***** Data shown *****
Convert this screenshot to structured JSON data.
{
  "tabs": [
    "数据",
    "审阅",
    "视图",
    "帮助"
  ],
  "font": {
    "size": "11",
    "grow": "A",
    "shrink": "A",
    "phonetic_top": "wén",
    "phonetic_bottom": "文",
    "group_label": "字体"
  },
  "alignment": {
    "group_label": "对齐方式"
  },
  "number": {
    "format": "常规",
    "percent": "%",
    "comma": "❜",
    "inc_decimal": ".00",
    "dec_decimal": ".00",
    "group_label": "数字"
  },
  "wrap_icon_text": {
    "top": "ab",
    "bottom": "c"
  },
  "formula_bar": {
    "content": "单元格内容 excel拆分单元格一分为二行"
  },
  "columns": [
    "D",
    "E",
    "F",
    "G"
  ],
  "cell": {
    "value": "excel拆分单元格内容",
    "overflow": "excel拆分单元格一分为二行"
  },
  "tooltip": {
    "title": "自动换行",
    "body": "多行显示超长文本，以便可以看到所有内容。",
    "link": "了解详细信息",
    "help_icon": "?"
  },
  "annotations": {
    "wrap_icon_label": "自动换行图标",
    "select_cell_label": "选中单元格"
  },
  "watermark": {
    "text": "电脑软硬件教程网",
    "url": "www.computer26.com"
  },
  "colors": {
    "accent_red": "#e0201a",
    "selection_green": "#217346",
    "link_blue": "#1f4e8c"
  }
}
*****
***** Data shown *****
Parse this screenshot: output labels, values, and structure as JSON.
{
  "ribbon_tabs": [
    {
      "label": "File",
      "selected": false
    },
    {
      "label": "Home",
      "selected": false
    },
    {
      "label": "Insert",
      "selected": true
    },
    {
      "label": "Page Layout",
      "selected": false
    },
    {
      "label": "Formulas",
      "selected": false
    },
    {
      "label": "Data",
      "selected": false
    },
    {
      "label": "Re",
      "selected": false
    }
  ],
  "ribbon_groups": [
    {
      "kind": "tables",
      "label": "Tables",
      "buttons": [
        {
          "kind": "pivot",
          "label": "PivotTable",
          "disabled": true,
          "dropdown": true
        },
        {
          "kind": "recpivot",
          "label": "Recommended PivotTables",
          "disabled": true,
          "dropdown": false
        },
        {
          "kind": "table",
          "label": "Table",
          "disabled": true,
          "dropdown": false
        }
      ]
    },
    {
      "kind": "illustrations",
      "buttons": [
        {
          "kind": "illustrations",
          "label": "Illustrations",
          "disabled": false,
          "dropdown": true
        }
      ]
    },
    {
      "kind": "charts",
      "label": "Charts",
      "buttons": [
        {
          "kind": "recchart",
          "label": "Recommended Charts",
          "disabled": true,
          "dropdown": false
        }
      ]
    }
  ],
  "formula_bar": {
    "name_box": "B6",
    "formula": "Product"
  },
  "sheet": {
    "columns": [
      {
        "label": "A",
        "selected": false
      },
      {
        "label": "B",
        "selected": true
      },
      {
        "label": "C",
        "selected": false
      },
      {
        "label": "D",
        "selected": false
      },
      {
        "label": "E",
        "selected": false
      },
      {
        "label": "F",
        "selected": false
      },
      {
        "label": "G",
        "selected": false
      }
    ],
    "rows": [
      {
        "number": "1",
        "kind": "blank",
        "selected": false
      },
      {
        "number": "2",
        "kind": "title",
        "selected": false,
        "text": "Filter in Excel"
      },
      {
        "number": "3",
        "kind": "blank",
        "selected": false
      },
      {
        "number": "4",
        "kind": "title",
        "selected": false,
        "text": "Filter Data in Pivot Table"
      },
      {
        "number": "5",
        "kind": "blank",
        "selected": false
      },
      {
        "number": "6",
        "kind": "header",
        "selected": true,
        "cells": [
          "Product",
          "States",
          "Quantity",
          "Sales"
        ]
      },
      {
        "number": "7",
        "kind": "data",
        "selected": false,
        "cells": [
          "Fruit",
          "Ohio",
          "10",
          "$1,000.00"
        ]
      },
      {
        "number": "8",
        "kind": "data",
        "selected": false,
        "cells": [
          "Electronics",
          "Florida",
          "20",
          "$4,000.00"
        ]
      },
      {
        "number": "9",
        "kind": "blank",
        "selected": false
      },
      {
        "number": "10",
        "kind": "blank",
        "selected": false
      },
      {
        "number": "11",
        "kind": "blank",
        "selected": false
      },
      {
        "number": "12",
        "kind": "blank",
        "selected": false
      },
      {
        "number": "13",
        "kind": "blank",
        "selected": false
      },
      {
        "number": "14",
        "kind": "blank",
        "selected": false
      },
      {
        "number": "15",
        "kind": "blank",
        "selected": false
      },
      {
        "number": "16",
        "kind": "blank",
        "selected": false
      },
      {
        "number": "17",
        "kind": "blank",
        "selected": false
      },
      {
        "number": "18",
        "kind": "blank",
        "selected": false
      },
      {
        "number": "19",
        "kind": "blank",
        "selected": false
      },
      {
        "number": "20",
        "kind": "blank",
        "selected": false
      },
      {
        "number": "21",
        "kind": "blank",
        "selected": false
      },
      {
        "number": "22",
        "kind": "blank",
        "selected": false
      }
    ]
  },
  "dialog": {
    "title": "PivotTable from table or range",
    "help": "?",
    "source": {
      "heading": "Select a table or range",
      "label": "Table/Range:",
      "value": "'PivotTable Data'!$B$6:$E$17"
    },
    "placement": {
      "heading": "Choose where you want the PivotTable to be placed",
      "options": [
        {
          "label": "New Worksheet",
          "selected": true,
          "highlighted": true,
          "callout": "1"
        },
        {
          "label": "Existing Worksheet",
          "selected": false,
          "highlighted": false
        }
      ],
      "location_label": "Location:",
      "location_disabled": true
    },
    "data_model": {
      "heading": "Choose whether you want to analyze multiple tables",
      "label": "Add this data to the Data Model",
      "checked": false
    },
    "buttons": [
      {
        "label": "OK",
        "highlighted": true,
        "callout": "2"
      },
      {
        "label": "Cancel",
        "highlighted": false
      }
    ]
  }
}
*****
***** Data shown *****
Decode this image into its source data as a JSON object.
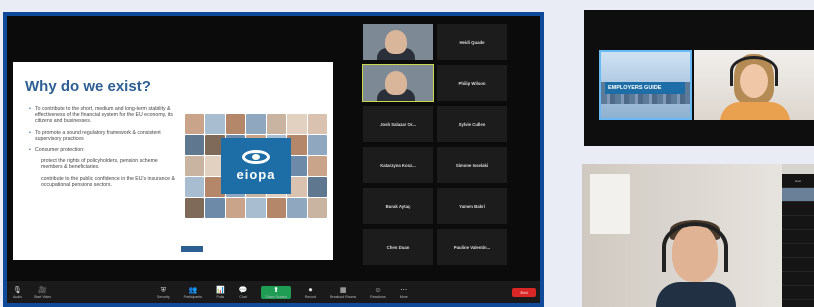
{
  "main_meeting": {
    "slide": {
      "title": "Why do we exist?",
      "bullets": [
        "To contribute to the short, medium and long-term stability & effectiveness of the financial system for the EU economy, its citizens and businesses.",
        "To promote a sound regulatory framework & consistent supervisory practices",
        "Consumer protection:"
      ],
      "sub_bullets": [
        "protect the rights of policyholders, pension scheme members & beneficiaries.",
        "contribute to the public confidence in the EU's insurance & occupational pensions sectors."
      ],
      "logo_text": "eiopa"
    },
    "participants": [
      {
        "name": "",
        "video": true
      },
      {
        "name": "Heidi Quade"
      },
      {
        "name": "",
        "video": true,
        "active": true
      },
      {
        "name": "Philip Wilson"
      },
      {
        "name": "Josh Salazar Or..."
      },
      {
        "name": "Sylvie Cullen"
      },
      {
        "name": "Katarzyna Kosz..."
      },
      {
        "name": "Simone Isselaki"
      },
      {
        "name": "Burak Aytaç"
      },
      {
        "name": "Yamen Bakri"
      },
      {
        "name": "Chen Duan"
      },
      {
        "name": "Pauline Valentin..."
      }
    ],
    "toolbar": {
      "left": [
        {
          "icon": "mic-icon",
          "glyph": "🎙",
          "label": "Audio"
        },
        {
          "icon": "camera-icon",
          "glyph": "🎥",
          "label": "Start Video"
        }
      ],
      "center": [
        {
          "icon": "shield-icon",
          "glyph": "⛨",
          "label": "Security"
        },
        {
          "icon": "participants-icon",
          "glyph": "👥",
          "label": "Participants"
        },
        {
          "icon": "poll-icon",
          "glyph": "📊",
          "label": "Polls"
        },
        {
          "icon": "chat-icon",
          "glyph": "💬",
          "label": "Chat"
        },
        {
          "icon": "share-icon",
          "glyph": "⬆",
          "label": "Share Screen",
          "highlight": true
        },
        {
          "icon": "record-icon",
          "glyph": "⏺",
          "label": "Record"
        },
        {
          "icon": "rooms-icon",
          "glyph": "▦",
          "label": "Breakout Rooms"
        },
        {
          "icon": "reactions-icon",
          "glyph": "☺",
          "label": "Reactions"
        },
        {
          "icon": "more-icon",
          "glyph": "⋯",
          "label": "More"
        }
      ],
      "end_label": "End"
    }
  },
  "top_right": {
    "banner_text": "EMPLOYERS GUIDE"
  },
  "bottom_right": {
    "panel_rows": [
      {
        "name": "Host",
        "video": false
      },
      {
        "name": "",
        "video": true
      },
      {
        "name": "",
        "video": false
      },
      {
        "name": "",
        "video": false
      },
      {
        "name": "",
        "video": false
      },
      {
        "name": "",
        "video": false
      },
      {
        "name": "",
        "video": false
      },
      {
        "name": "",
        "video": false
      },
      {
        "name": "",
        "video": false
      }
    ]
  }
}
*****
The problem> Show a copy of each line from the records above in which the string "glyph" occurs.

Response to this task>
          "glyph": "🎙",
          "glyph": "🎥",
          "glyph": "⛨",
          "glyph": "👥",
          "glyph": "📊",
          "glyph": "💬",
          "glyph": "⬆",
          "glyph": "⏺",
          "glyph": "▦",
          "glyph": "☺",
          "glyph": "⋯",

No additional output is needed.